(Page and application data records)
....

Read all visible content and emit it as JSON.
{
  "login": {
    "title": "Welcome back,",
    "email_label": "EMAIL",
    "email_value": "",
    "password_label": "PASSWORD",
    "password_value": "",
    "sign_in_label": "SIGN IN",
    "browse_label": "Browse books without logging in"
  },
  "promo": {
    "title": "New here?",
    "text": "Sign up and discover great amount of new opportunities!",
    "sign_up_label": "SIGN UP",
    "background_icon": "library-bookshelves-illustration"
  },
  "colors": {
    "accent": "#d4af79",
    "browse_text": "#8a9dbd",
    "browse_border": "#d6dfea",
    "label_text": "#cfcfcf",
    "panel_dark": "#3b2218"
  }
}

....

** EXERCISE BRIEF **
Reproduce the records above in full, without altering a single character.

** ANSWER SECTION **
Read all visible content and emit it as JSON.
{
  "login": {
    "title": "Welcome back,",
    "email_label": "EMAIL",
    "email_value": "",
    "password_label": "PASSWORD",
    "password_value": "",
    "sign_in_label": "SIGN IN",
    "browse_label": "Browse books without logging in"
  },
  "promo": {
    "title": "New here?",
    "text": "Sign up and discover great amount of new opportunities!",
    "sign_up_label": "SIGN UP",
    "background_icon": "library-bookshelves-illustration"
  },
  "colors": {
    "accent": "#d4af79",
    "browse_text": "#8a9dbd",
    "browse_border": "#d6dfea",
    "label_text": "#cfcfcf",
    "panel_dark": "#3b2218"
  }
}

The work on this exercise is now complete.